● Problem details: In the data, find each line where the word "Invoice" appears and list that line.

● Given data:

»»

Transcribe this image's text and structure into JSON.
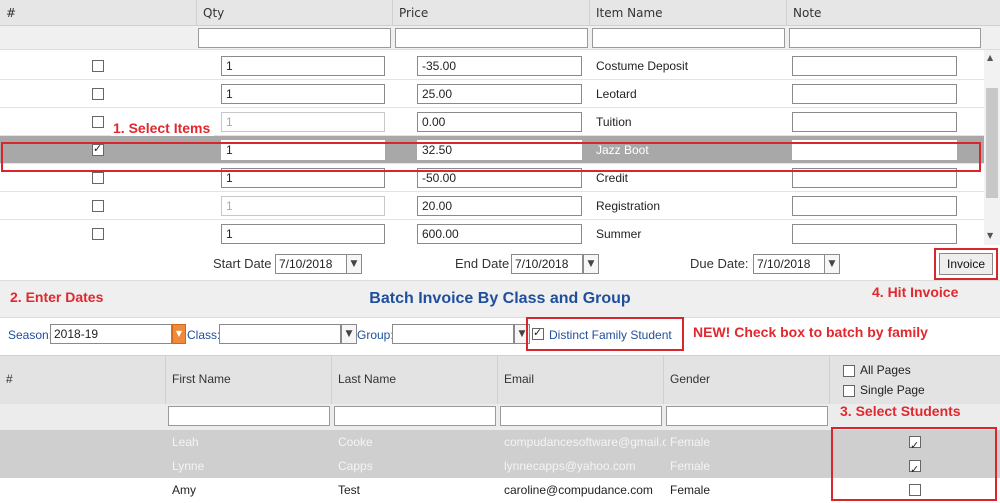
{
  "top_grid": {
    "columns": [
      "#",
      "Qty",
      "Price",
      "Item Name",
      "Note"
    ],
    "rows": [
      {
        "checked": false,
        "qty": "1",
        "price": "-35.00",
        "item": "Costume Deposit",
        "dim": false,
        "selected": false
      },
      {
        "checked": false,
        "qty": "1",
        "price": "25.00",
        "item": "Leotard",
        "dim": false,
        "selected": false
      },
      {
        "checked": false,
        "qty": "1",
        "price": "0.00",
        "item": "Tuition",
        "dim": true,
        "selected": false
      },
      {
        "checked": true,
        "qty": "1",
        "price": "32.50",
        "item": "Jazz Boot",
        "dim": false,
        "selected": true
      },
      {
        "checked": false,
        "qty": "1",
        "price": "-50.00",
        "item": "Credit",
        "dim": false,
        "selected": false
      },
      {
        "checked": false,
        "qty": "1",
        "price": "20.00",
        "item": "Registration",
        "dim": true,
        "selected": false
      },
      {
        "checked": false,
        "qty": "1",
        "price": "600.00",
        "item": "Summer",
        "dim": false,
        "selected": false
      }
    ]
  },
  "dates": {
    "start_label": "Start Date",
    "start_value": "7/10/2018",
    "end_label": "End Date",
    "end_value": "7/10/2018",
    "due_label": "Due Date:",
    "due_value": "7/10/2018",
    "invoice_label": "Invoice"
  },
  "annotations": {
    "select_items": "1. Select Items",
    "enter_dates": "2. Enter Dates",
    "select_students": "3. Select Students",
    "hit_invoice": "4. Hit Invoice",
    "new_family": "NEW! Check box to batch by family"
  },
  "section_title": "Batch Invoice By Class and Group",
  "filters": {
    "season_label": "Season:",
    "season_value": "2018-19",
    "class_label": "Class:",
    "class_value": "",
    "group_label": "Group:",
    "group_value": "",
    "distinct_label": "Distinct Family Student",
    "distinct_checked": true
  },
  "student_grid": {
    "columns": [
      "#",
      "First Name",
      "Last Name",
      "Email",
      "Gender"
    ],
    "all_pages": "All Pages",
    "single_page": "Single Page",
    "rows": [
      {
        "first": "Leah",
        "last": "Cooke",
        "email": "compudancesoftware@gmail.com",
        "gender": "Female",
        "checked": true,
        "grey": true
      },
      {
        "first": "Lynne",
        "last": "Capps",
        "email": "lynnecapps@yahoo.com",
        "gender": "Female",
        "checked": true,
        "grey": true
      },
      {
        "first": "Amy",
        "last": "Test",
        "email": "caroline@compudance.com",
        "gender": "Female",
        "checked": false,
        "grey": false
      }
    ]
  },
  "colors": {
    "accent_red": "#d7262d",
    "title_blue": "#1f4f9c",
    "selected_row": "#a8a8a8",
    "orange": "#f08a3a"
  }
}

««

● Exercise output:
    "invoice_label": "Invoice"
    "hit_invoice": "4. Hit Invoice",
  "section_title": "Batch Invoice By Class and Group",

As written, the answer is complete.